- [Instructions to follow]
Lines that contain the string "What" are the ones to list; copy all of them from the records.

START Supplied data

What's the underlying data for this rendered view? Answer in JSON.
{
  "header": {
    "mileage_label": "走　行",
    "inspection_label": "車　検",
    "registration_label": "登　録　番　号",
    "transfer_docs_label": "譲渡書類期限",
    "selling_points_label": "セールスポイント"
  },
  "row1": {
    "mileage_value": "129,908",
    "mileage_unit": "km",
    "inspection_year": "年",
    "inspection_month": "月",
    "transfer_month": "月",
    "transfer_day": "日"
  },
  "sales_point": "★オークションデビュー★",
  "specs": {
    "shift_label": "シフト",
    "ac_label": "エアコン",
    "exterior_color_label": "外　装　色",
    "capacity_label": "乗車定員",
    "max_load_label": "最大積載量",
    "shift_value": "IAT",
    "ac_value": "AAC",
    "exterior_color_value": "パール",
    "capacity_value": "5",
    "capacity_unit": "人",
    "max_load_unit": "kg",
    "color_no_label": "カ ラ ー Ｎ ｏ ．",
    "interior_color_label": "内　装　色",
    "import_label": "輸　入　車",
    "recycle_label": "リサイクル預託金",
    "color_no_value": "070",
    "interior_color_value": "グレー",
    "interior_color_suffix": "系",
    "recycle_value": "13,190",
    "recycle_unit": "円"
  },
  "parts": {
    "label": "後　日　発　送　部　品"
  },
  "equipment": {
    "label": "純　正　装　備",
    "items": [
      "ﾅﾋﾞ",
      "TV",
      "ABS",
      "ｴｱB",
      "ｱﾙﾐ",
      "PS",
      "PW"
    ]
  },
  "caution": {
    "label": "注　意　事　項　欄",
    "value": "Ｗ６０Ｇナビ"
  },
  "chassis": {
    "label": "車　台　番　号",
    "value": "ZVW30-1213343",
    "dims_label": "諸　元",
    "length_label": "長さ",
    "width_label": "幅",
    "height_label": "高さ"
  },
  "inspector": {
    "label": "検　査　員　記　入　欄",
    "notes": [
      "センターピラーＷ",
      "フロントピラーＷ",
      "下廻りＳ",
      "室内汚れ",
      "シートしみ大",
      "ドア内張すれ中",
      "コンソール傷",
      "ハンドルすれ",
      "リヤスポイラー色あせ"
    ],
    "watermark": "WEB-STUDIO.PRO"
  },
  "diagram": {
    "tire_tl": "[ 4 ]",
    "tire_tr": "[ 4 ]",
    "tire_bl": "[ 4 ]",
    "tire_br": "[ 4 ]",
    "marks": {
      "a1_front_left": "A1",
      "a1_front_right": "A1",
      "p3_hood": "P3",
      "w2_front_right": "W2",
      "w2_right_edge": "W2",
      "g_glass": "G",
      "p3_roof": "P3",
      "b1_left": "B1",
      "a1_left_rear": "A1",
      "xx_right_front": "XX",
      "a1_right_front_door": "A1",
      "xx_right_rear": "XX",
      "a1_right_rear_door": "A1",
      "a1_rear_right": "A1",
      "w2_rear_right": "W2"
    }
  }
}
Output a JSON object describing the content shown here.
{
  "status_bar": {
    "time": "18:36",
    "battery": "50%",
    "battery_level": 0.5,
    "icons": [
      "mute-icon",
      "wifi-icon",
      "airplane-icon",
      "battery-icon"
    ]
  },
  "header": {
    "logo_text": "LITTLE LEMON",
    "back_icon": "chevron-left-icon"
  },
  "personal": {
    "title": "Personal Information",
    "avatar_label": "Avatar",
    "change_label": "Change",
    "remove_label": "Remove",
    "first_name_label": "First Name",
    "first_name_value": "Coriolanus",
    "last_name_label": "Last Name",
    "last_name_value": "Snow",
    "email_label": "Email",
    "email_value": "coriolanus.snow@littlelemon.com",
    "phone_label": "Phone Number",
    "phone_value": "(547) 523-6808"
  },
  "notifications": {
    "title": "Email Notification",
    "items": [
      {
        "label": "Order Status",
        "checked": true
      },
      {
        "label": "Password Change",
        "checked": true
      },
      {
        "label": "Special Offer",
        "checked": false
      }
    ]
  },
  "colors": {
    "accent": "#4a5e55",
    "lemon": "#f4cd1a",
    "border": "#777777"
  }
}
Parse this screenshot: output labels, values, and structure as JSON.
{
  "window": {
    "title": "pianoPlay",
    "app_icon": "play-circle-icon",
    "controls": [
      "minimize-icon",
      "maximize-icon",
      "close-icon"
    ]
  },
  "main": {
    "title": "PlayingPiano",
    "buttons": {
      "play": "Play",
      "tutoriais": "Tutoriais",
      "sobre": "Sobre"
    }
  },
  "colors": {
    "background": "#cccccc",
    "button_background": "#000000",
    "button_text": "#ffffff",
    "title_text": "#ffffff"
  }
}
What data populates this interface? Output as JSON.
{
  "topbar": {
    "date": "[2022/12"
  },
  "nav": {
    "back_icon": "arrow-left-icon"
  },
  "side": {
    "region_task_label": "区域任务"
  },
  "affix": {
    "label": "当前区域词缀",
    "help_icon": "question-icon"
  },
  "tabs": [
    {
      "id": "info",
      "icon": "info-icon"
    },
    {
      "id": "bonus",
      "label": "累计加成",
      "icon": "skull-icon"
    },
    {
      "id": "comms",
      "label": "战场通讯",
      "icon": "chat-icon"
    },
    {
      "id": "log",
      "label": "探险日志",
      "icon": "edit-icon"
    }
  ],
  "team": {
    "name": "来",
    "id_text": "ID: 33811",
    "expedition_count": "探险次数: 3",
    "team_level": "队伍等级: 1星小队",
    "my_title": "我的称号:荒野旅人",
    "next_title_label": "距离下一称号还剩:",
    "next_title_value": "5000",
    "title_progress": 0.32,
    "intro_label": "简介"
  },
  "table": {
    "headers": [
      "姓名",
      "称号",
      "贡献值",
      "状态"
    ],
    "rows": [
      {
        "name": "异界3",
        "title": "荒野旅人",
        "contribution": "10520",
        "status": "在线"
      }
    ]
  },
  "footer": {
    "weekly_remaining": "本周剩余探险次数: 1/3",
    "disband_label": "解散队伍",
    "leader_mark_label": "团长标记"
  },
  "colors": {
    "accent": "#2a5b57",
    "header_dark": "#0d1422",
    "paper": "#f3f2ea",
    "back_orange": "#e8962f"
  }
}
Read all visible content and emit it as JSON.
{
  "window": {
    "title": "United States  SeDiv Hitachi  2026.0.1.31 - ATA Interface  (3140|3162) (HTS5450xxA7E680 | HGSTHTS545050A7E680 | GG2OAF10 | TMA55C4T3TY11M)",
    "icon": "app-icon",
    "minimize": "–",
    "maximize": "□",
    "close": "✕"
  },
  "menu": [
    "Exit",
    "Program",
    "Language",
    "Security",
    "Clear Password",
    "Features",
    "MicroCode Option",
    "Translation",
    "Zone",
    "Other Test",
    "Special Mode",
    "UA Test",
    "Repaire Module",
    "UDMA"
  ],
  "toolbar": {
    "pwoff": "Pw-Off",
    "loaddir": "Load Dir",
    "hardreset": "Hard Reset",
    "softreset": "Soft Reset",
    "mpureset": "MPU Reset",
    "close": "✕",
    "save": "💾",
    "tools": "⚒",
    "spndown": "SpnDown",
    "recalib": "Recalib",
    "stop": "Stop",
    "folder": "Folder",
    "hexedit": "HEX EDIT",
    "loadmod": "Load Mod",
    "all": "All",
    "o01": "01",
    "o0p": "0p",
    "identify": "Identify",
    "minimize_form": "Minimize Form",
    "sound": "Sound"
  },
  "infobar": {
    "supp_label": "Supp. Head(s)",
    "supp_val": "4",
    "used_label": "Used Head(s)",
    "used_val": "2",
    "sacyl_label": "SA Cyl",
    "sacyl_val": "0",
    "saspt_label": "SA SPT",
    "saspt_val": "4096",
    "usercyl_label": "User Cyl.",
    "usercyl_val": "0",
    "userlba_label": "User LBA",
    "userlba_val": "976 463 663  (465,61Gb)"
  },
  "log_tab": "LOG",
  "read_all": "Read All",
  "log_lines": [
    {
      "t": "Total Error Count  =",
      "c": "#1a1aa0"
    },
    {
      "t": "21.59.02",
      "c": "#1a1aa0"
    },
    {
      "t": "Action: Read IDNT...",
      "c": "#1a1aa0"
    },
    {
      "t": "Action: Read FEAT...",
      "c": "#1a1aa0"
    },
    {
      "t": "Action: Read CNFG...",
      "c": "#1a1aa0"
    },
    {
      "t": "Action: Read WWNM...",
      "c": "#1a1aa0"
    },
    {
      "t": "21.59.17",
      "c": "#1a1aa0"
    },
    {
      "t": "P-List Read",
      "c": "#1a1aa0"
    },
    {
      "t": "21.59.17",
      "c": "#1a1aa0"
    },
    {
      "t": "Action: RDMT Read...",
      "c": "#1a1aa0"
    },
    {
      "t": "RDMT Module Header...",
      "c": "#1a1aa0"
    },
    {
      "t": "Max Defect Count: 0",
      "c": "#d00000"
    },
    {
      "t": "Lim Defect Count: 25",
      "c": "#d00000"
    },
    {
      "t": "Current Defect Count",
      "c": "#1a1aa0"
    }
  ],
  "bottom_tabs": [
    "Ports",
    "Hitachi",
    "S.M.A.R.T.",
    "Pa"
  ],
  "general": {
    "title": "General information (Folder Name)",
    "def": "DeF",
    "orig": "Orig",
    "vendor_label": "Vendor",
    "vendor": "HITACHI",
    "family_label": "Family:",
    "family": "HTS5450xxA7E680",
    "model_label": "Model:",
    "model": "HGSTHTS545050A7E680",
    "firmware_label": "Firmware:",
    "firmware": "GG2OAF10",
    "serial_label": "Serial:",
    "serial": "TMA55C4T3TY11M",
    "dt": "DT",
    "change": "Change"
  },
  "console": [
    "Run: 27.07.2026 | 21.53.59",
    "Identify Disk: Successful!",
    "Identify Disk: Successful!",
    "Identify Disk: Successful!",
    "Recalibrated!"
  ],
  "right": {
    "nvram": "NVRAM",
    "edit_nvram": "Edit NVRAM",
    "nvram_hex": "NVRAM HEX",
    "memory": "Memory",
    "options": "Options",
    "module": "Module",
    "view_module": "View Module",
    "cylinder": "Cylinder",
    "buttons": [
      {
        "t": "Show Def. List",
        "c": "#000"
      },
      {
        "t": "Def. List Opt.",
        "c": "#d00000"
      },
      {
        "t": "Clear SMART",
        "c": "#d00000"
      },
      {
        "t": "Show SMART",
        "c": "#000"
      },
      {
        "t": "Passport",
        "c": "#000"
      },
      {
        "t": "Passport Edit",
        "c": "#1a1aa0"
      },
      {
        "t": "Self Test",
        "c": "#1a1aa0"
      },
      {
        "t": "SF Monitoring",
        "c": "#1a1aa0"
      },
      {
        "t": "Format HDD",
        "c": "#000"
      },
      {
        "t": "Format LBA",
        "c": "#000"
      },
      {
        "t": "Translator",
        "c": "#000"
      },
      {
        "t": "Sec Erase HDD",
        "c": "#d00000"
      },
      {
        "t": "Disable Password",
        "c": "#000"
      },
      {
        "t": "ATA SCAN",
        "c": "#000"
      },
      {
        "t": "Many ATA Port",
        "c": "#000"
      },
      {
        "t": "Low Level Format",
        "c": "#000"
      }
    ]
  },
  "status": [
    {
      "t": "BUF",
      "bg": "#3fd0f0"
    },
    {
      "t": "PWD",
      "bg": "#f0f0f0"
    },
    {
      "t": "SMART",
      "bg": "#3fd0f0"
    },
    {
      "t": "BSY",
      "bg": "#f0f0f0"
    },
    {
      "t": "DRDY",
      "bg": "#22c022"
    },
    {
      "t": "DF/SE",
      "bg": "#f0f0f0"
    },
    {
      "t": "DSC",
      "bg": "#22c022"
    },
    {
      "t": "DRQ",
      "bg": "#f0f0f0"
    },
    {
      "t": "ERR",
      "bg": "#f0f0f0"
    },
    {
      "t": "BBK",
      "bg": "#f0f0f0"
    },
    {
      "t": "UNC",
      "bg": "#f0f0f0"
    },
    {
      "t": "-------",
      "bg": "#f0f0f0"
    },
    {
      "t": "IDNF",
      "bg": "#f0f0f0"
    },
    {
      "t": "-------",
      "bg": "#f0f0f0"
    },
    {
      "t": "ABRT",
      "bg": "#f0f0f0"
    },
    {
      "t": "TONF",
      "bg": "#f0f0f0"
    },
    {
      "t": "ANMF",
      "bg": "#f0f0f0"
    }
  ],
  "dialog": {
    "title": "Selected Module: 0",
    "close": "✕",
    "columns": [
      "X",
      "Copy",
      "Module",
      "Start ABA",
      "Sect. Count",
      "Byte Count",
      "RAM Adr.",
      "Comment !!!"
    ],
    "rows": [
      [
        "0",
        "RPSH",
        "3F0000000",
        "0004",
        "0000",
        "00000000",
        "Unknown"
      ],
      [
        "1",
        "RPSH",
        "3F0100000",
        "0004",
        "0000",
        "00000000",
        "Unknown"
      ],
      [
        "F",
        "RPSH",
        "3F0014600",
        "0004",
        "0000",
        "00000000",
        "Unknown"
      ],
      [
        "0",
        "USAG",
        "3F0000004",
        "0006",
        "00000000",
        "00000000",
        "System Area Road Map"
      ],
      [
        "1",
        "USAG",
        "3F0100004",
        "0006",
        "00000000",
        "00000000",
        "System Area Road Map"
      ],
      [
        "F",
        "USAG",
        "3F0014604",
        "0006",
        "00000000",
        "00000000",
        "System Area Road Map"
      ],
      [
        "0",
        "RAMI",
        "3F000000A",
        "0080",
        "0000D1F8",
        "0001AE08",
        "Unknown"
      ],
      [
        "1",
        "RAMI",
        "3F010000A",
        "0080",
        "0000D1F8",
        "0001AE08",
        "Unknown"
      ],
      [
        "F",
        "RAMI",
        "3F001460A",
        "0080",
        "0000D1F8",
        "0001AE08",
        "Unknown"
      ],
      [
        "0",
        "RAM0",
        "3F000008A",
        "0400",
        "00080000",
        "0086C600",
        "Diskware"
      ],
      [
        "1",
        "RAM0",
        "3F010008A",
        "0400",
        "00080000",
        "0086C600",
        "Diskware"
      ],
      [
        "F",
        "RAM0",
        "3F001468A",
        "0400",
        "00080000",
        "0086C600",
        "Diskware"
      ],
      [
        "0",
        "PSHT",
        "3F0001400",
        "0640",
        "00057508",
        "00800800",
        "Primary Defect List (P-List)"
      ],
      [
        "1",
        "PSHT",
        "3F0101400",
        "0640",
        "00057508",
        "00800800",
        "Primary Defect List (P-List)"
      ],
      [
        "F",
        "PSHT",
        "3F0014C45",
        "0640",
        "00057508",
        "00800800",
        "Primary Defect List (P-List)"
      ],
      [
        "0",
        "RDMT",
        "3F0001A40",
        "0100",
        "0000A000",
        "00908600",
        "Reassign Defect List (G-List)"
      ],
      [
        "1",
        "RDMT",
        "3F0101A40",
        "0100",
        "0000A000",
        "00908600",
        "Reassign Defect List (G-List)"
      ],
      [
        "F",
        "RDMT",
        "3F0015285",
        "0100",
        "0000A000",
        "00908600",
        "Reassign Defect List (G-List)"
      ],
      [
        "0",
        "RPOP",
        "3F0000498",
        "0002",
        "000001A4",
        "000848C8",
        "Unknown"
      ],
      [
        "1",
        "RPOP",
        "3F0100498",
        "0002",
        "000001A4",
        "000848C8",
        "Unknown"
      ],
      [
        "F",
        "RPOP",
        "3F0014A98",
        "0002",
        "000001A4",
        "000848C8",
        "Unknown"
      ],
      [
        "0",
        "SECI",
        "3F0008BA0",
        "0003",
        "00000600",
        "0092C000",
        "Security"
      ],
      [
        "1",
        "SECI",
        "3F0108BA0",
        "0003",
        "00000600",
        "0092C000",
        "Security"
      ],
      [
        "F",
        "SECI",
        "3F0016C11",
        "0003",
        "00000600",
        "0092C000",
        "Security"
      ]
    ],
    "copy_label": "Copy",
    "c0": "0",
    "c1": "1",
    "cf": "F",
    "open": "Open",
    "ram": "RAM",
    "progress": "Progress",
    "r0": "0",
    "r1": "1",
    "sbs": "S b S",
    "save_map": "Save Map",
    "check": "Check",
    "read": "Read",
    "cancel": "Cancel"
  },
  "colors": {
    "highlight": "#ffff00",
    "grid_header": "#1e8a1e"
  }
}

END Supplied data

- [Solution to the problem]
What's the underlying data for this rendered view? Answer in JSON.
What data populates this interface? Output as JSON.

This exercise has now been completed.